Today, I’m pleased to be launching a weekly column on this blog devoted to answering medical-related questions writers have been asking that pertain to characters or stories they are writing, books they are reading, or TV shows/movies they are watching. Since my medical background and cases inspire ideas for my own books, I would like to help other writers and readers understand more about common and unique medical maladies.

Q. I am writing a book that is set in 19th Century New England and my lead character suffers from insomnia and stress. From books I’ve read, it seems that doctors in that era frequently prescribed laudanum to alleviate these symptoms. Can you tell me more about this drug and its side effects? Vicky, NYC

A. Laudanum is also known as tincture of opium. It is 10% opium and 90% alcohol, usually with a flavoring added to mask its bitter taste. Obviously the 180 proof had an effect outside the opium. It was probably invented in the 16th century and its name comes from the Latin laudare, to praise. Laudanum has strong analgesic properties and was used for many purposes ranging from menstrual cramps to colic in babies.

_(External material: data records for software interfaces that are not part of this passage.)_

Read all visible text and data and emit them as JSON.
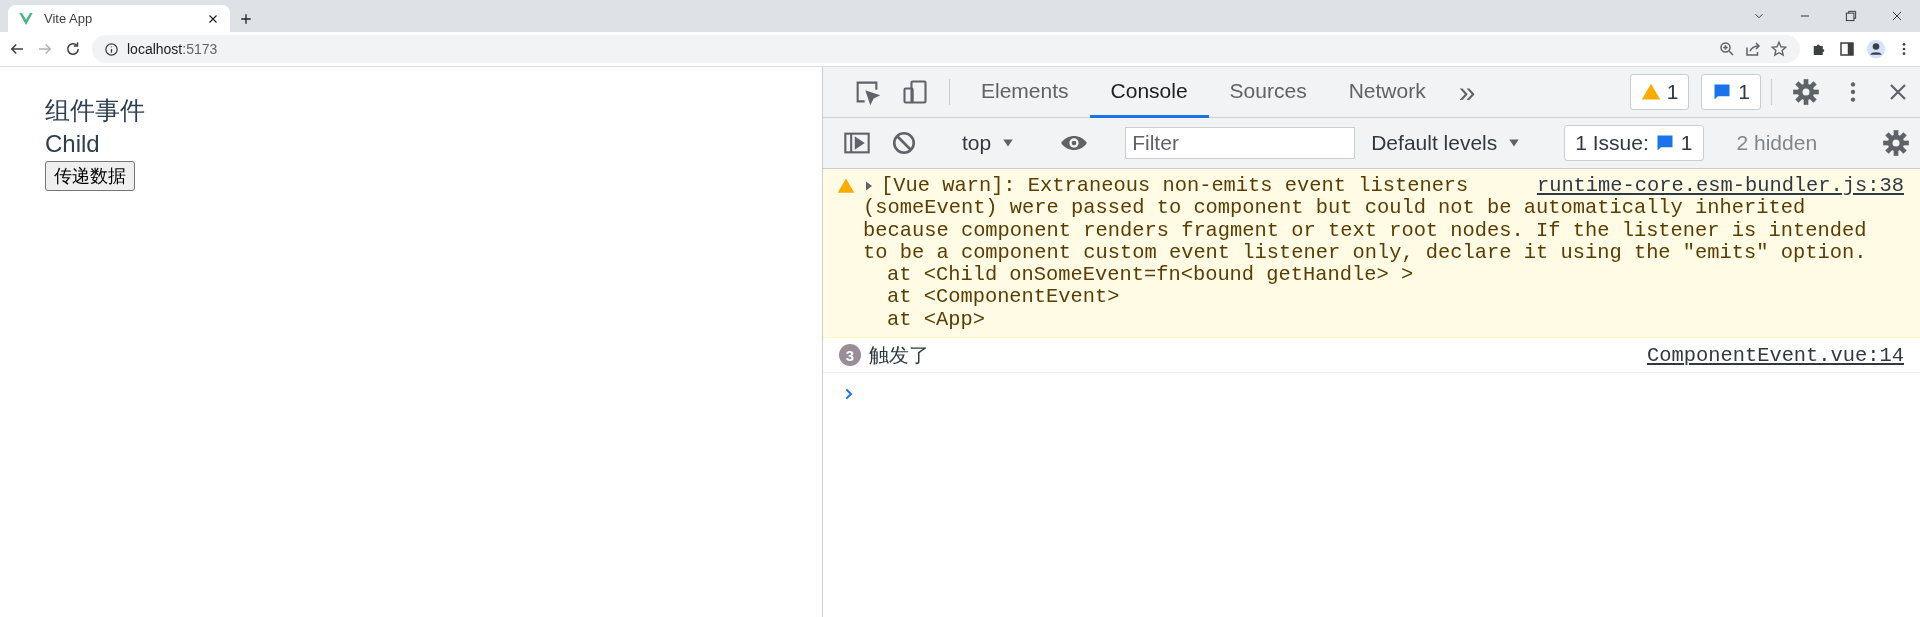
{
  "browser": {
    "tab": {
      "title": "Vite App"
    },
    "address": {
      "host": "localhost",
      "port": ":5173"
    }
  },
  "page": {
    "heading": "组件事件",
    "child_label": "Child",
    "button": "传递数据"
  },
  "devtools": {
    "tabs": [
      {
        "label": "Elements",
        "selected": false
      },
      {
        "label": "Console",
        "selected": true
      },
      {
        "label": "Sources",
        "selected": false
      },
      {
        "label": "Network",
        "selected": false
      }
    ],
    "more_tabs": "»",
    "warning_count": "1",
    "message_count": "1",
    "console_toolbar": {
      "context": "top",
      "filter": {
        "placeholder": "Filter"
      },
      "levels": "Default levels",
      "issues_label": "1 Issue:",
      "issues_count": "1",
      "hidden": "2 hidden"
    },
    "messages": [
      {
        "kind": "warning",
        "expanded": false,
        "source": "runtime-core.esm-bundler.js:38",
        "lines": [
          "[Vue warn]: Extraneous non-emits event listeners",
          "(someEvent) were passed to component but could not be automatically inherited",
          "because component renders fragment or text root nodes. If the listener is intended",
          "to be a component custom event listener only, declare it using the \"emits\" option."
        ],
        "trace": [
          "at <Child onSomeEvent=fn<bound getHandle> >",
          "at <ComponentEvent>",
          "at <App>"
        ]
      },
      {
        "kind": "log",
        "count": "3",
        "text": "触发了",
        "source": "ComponentEvent.vue:14"
      }
    ]
  }
}
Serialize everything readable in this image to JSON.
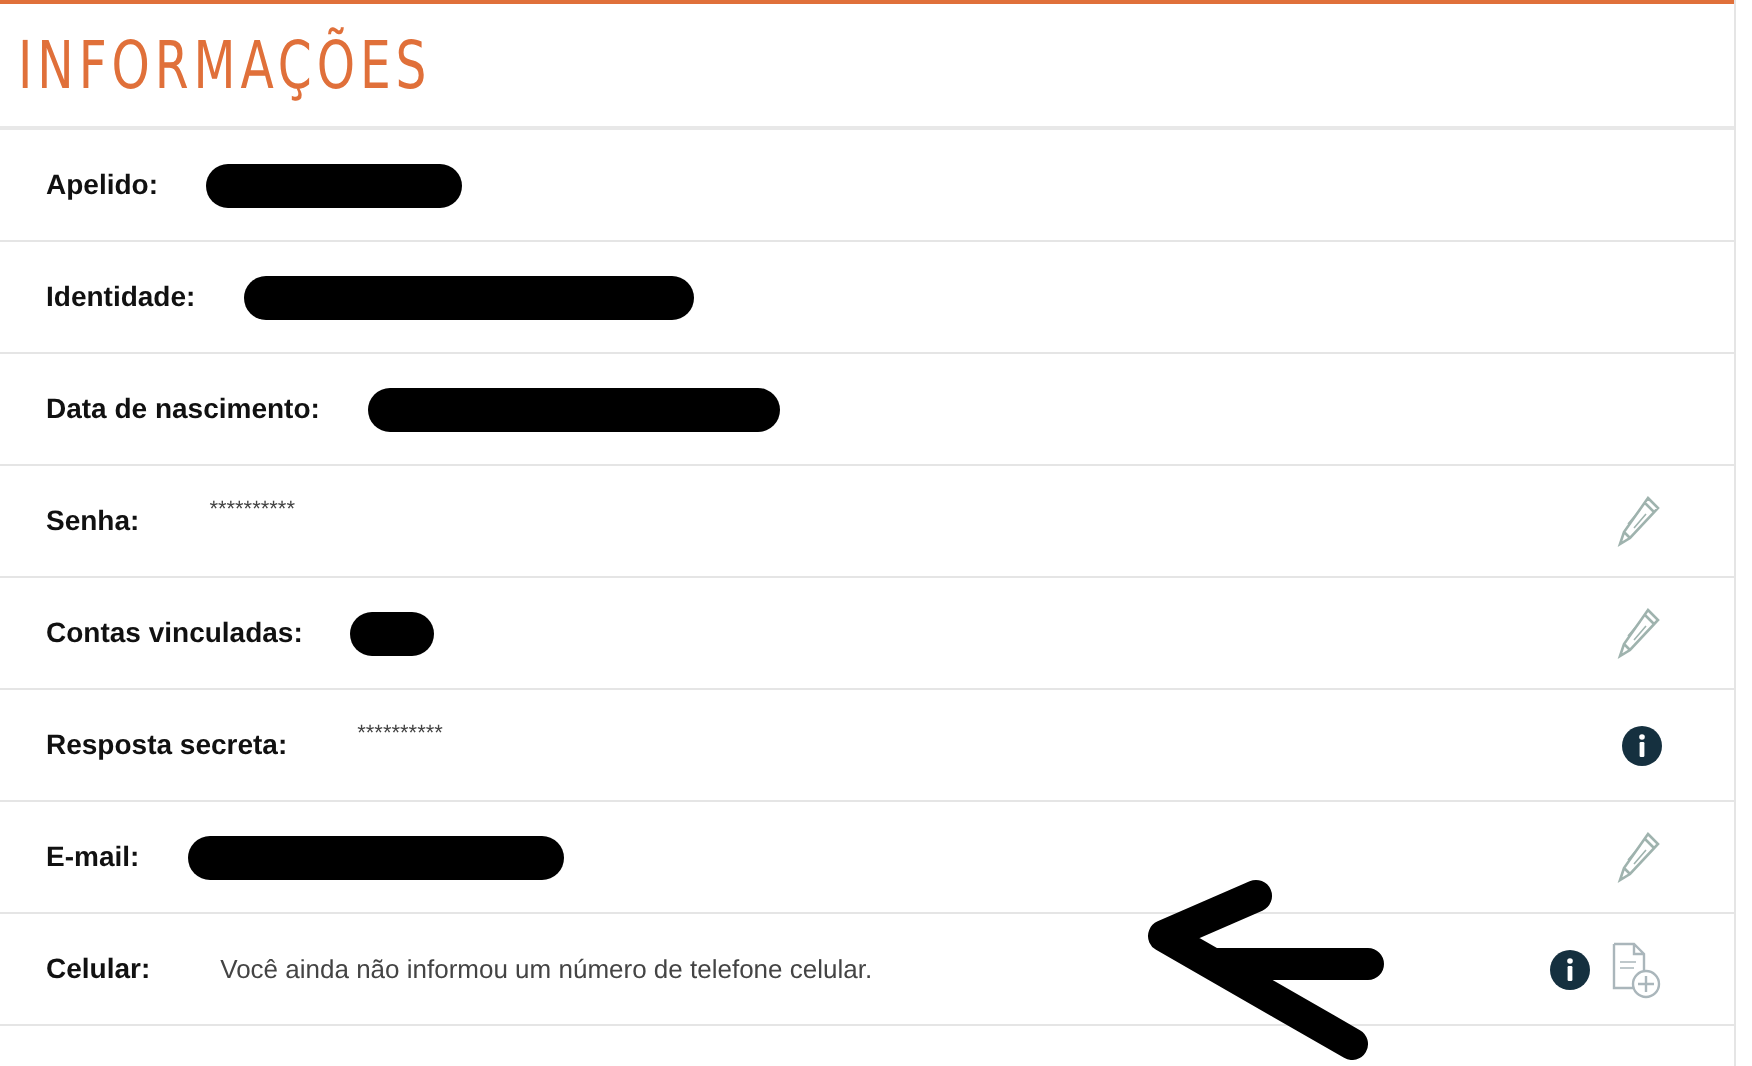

It was used recreationally as well. By the 19th century, laudanum was in popular use without a prescription. In addition to characters in novels, like Sherlock Holmes, it was used by authors themselves, among them Sir Arthur Conan Doyle, John Keats, Edgar Allen Poe, Lewis Carroll, and even Charles Dickens. Laudanum has side effects that are typical of most narcotics, such as dependence, withdrawal, sedation, constipation, and death (from overdose). In the 20th century it was removed from the over-the-counter market, along with the cocaine in Coca-Cola!

Q. I’m a big fan of the TV show, House. Almost every week, when Dr. House and his team of experts are trying to figure out their patient’s baffling medical condition, “amyloidosis” is often suggested as a possible diagnosis. What exactly is amyloidosis? Stuart, Jersey City, NJ

A. Amyloidosis is a rare disease caused by an abnormal protein called amyloid being produced in the bone marrow. Abnormal antibody proteins can create amyloid deposits that build up in the bloodstream and damage any organ. They frequently affect the heart, kidneys, and nervous system. There are various forms and because it is rare and difficult to diagnose, amyloidosis is generally incurable. Symptoms can range from changes in color/texture of skin, swelling in ankles and legs, numbness in hands or feet, fatigue, and shortness of breath–symptoms indicative of a variety of other illnesses. I check for it in my patients because it can cause peripheral neuropathy. Not thought to be contagious, one of my neurology professors, who studied it extensively, performed numerous biopsies on patients who died from it, actually (and sadly ironically) died from it himself! Those of us who do procedures always eventually stick or cut ourselves while treating patients. The movie Puncture deals with some of the dangers of modern medicine.

Attention writers! If you’re working on a book or script and need quick insight or advice on a medical condition that affects a character or impacts a storyline, please email your question to fritz@fritzstrobl.net. I’ll post answers to two questions every Monday on this blog!

Please note: due the volume of requests received, I am not able to provide personal responses, nor can I answer questions regarding personal health. If you have a question or concern about a health issue, please contact your doctor.